(EXERCISE AIM) Locate each line below that includes "status" and reproduce it.

:::::

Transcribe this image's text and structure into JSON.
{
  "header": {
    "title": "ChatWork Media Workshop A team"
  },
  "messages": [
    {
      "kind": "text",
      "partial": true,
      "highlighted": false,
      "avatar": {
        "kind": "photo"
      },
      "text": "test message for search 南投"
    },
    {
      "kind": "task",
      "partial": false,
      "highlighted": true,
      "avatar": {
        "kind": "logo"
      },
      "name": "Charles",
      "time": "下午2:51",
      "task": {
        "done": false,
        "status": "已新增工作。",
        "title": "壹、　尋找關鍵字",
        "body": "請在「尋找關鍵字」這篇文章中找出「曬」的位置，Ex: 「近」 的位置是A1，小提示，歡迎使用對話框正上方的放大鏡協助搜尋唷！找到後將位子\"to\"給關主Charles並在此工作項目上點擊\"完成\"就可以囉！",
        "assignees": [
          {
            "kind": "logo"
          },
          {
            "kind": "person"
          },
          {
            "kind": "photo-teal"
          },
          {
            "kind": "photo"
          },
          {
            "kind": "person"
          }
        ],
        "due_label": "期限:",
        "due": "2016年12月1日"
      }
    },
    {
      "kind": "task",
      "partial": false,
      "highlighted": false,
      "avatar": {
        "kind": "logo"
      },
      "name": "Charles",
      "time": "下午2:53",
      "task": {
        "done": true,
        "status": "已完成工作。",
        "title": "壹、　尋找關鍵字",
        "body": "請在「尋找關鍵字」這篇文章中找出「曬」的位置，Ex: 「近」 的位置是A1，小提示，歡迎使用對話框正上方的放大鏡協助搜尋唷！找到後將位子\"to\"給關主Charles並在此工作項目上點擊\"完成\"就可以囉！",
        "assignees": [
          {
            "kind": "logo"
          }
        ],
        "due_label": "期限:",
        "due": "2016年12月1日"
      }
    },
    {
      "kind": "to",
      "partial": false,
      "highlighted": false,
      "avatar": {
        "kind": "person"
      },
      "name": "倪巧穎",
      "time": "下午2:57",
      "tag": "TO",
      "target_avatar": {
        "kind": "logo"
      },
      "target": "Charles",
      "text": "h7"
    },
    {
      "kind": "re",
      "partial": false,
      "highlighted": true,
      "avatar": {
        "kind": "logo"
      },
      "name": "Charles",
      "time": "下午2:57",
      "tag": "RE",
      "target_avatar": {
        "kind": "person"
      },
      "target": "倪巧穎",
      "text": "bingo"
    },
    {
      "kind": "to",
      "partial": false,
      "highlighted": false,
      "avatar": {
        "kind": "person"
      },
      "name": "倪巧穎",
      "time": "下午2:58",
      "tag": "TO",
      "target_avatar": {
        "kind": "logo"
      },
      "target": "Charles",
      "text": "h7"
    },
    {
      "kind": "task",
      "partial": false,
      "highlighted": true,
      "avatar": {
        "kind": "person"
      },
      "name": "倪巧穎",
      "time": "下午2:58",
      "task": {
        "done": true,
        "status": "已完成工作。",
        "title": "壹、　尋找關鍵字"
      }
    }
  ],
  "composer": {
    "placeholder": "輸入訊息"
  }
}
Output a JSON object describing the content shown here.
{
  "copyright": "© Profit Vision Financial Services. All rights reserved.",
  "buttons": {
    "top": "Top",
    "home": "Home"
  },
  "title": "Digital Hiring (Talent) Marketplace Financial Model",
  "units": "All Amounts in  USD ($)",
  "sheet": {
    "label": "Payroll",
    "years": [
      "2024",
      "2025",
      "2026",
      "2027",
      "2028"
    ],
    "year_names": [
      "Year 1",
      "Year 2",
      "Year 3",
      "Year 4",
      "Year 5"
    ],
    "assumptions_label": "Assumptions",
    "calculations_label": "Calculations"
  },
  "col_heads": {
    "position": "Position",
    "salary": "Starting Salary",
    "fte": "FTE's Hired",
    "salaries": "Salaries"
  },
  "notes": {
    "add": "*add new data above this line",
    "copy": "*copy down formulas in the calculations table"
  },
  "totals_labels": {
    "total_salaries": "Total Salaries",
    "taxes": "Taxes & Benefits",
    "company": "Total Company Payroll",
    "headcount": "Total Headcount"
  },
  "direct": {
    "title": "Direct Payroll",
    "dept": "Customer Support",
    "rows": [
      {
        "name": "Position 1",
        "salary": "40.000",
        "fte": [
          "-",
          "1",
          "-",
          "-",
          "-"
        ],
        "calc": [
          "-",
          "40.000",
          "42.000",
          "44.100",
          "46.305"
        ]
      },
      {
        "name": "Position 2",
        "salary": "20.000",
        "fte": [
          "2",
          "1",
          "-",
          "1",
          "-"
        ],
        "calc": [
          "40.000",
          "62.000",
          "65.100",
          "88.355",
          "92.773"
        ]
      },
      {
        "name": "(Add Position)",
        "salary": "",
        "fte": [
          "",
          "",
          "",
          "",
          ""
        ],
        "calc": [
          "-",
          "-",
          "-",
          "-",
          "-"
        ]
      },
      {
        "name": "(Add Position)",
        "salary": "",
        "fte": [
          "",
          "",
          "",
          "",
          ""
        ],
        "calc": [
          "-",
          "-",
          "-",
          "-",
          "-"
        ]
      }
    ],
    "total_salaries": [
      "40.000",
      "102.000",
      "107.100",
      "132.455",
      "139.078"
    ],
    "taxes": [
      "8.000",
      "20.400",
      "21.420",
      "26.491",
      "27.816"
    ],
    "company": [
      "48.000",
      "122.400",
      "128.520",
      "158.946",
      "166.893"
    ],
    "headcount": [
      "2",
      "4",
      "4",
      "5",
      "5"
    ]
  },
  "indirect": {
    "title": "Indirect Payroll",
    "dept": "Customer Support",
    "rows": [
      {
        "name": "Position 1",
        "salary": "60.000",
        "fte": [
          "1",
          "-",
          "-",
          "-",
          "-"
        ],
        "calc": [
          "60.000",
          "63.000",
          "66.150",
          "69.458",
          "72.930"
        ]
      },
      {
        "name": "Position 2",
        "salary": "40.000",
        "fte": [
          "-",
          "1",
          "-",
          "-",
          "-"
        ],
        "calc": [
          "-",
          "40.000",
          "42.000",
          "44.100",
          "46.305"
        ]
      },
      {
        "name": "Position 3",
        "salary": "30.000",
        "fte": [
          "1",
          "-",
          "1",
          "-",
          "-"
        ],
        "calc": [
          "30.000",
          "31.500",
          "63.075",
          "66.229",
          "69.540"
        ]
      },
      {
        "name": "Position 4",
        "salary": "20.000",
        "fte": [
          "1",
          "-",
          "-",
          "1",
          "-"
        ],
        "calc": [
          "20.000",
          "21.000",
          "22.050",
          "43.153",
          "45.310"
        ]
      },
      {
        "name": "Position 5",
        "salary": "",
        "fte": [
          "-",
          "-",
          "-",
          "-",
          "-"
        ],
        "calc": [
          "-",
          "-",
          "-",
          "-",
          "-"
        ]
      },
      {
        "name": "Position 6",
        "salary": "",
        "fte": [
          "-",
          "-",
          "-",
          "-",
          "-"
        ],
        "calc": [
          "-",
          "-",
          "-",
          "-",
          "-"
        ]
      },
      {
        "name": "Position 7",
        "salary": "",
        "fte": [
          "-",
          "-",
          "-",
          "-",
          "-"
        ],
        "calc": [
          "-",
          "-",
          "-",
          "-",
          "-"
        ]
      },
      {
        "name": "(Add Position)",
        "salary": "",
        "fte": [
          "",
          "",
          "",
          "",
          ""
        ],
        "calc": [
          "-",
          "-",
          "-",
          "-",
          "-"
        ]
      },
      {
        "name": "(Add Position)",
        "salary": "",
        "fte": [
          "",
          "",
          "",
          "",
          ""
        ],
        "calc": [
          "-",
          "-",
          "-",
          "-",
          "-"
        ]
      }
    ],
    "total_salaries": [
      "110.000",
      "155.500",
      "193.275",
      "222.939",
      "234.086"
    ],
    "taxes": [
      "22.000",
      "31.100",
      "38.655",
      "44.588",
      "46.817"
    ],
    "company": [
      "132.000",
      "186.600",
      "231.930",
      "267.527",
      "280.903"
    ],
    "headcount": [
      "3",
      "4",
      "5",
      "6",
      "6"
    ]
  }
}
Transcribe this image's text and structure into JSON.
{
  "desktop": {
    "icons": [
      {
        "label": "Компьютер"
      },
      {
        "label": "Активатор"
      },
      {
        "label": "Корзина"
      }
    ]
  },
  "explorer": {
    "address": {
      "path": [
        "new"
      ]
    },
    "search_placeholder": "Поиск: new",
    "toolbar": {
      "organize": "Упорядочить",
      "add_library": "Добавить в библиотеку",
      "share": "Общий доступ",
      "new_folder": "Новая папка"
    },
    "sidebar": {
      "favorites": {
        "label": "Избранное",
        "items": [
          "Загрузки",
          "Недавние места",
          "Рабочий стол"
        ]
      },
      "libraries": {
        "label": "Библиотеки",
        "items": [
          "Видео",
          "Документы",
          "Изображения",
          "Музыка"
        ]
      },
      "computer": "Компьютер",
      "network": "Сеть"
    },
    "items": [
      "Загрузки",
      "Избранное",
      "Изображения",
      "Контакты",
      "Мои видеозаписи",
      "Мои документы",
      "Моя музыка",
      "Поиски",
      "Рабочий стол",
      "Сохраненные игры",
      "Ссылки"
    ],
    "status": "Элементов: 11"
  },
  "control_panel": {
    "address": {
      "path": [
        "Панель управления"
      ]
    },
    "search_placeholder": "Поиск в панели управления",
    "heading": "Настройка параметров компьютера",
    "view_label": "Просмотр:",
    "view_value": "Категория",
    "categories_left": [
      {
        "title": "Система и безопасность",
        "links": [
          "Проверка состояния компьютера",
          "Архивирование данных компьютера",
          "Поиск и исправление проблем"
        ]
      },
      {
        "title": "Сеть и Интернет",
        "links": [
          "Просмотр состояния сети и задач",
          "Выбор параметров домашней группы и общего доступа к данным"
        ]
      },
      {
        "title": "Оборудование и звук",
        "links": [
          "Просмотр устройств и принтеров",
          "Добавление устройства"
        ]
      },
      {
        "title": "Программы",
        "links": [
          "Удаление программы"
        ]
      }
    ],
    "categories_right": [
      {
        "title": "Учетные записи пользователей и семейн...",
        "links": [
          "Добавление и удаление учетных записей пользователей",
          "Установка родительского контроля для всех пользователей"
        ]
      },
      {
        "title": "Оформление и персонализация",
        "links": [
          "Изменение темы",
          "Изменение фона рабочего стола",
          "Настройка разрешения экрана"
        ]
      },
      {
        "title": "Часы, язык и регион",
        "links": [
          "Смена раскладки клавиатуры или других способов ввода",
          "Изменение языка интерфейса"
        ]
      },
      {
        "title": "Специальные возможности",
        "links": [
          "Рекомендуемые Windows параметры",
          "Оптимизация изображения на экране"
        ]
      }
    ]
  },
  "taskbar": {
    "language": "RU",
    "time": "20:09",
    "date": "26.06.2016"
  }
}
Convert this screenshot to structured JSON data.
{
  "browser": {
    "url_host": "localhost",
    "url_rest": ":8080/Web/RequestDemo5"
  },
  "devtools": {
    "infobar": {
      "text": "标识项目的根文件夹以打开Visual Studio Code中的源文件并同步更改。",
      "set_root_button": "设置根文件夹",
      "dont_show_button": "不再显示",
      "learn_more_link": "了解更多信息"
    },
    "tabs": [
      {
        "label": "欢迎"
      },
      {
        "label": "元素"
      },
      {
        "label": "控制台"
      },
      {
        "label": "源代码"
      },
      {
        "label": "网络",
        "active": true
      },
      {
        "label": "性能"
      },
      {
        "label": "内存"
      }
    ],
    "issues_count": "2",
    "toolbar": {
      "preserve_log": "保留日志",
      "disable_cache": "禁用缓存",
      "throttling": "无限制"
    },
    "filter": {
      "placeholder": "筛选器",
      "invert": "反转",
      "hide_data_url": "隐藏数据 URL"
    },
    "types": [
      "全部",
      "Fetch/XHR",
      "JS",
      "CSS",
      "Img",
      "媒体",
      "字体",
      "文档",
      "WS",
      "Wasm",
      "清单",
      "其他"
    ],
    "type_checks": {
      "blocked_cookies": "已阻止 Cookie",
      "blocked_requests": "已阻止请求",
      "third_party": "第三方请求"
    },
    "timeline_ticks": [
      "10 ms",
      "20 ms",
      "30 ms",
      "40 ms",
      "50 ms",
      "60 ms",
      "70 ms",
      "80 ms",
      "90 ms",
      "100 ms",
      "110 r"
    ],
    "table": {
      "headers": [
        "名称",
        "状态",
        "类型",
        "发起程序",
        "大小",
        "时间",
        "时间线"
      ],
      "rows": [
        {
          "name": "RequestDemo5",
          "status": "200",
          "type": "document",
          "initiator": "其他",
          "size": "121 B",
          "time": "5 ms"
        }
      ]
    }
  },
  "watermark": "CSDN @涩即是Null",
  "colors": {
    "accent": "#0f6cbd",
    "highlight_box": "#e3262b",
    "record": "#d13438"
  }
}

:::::

(WRITTEN SOLUTION)
        "status": "已新增工作。",
        "status": "已完成工作。",
        "status": "已完成工作。",
    "status": "Элементов: 11"
          "status": "200",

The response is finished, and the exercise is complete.